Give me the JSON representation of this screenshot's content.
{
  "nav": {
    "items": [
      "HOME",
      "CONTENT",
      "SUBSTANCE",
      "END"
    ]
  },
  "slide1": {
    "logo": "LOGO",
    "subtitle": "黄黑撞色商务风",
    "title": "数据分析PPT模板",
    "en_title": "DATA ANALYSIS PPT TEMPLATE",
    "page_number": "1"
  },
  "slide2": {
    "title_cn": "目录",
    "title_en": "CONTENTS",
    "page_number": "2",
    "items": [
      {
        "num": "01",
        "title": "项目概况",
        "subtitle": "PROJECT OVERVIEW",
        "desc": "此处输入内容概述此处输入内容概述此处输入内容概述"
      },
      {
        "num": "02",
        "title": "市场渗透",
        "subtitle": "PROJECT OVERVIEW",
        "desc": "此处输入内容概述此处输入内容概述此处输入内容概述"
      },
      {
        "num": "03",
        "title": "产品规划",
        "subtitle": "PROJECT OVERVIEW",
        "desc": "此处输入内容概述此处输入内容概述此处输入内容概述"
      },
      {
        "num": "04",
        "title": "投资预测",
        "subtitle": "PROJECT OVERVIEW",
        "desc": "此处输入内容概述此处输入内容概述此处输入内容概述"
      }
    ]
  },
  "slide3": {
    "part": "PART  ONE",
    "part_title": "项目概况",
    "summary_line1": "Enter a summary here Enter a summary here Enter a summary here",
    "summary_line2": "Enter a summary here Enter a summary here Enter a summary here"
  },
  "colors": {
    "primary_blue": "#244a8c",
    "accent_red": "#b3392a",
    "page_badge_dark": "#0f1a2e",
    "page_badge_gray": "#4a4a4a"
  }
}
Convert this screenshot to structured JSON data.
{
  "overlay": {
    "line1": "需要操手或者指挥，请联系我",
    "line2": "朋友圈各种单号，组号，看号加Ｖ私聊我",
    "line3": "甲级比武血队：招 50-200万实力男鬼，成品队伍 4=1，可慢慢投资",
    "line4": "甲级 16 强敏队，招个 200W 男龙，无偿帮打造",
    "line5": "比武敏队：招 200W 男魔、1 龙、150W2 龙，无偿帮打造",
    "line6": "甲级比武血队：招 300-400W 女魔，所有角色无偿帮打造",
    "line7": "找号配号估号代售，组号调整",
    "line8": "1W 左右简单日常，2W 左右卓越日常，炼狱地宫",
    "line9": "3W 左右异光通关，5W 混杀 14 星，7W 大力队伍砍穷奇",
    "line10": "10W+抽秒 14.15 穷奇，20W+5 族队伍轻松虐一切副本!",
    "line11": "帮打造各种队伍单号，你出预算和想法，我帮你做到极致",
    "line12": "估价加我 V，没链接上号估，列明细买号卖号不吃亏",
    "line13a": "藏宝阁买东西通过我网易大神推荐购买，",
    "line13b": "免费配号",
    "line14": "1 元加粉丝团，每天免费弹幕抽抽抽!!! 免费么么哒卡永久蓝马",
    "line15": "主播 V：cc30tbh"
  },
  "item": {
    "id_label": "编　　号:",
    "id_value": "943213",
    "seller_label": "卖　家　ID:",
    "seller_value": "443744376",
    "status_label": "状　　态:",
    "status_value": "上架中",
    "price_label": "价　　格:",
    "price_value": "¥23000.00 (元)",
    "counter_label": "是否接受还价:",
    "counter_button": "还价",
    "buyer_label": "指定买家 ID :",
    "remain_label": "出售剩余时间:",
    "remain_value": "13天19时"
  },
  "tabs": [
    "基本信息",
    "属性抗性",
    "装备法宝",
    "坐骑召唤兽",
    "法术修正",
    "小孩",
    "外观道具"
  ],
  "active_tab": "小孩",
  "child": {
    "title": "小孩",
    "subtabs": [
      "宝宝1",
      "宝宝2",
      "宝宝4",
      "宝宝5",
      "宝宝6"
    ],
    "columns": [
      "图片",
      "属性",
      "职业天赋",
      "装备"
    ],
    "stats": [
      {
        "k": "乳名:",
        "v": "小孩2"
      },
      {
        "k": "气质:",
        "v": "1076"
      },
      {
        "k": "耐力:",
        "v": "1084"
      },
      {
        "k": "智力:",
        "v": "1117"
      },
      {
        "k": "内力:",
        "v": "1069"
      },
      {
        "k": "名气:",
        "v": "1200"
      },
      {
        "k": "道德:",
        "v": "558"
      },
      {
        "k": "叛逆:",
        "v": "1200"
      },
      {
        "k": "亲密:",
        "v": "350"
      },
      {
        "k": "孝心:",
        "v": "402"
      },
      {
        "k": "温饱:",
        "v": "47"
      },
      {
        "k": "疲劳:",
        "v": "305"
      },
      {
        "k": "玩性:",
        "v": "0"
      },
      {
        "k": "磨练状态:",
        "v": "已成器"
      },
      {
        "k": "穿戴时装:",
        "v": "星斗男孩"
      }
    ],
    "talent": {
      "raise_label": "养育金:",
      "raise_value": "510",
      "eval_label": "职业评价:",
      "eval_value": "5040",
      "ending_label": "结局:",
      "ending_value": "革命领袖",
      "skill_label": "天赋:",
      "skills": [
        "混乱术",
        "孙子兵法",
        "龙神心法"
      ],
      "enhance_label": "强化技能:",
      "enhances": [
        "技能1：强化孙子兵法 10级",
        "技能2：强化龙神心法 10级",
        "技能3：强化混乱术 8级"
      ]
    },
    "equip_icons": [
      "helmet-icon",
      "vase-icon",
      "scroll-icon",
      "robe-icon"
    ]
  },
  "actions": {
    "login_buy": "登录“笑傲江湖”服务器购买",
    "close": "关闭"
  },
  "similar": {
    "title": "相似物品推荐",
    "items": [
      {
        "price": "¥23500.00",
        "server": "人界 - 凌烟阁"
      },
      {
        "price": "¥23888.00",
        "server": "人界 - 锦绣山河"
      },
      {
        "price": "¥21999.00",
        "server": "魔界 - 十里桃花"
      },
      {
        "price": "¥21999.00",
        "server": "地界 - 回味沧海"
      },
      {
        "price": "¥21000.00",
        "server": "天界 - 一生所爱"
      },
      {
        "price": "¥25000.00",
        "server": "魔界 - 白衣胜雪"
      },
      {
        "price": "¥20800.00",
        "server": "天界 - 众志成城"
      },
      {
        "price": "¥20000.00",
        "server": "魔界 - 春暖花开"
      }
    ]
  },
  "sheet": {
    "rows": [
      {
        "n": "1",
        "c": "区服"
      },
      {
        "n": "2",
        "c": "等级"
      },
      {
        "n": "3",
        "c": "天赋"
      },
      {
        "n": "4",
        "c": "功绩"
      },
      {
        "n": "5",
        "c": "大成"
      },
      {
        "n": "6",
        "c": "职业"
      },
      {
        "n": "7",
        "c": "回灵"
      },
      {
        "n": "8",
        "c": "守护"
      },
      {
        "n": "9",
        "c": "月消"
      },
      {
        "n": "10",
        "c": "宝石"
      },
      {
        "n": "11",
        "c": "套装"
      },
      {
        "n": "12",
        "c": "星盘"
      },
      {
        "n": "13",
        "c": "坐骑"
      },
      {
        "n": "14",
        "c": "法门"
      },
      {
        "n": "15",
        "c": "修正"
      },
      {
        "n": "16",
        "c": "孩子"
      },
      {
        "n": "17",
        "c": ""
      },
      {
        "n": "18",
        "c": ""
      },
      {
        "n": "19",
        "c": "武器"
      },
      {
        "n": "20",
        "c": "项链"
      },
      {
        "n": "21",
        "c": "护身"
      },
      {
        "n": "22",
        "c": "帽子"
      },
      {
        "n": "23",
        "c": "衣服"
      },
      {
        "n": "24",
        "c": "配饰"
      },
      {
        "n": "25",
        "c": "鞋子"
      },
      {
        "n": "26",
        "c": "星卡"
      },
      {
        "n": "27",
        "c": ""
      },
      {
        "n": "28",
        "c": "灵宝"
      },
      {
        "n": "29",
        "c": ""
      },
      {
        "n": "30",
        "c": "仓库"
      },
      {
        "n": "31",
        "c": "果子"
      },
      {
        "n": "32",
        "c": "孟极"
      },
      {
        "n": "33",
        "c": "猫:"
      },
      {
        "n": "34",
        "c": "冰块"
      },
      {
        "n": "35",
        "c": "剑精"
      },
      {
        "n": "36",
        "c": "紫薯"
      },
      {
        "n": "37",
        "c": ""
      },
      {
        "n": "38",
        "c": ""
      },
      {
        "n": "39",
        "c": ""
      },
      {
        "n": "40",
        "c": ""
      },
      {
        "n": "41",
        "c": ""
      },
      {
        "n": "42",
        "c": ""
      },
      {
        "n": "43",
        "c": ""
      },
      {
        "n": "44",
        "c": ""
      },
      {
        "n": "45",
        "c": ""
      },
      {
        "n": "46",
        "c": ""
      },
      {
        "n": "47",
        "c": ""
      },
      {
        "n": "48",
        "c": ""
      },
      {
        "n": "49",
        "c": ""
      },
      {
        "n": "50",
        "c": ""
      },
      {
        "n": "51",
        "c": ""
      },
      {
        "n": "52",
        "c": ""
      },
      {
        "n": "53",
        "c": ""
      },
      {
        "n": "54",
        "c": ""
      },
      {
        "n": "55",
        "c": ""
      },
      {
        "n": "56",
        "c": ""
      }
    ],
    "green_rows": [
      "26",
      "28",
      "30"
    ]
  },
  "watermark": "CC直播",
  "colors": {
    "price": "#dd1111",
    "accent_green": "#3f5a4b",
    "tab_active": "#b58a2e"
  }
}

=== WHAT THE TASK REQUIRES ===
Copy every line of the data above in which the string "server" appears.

=== ANSWER TO THIS TASK ===
        "server": "人界 - 凌烟阁"
        "server": "人界 - 锦绣山河"
        "server": "魔界 - 十里桃花"
        "server": "地界 - 回味沧海"
        "server": "天界 - 一生所爱"
        "server": "魔界 - 白衣胜雪"
        "server": "天界 - 众志成城"
        "server": "魔界 - 春暖花开"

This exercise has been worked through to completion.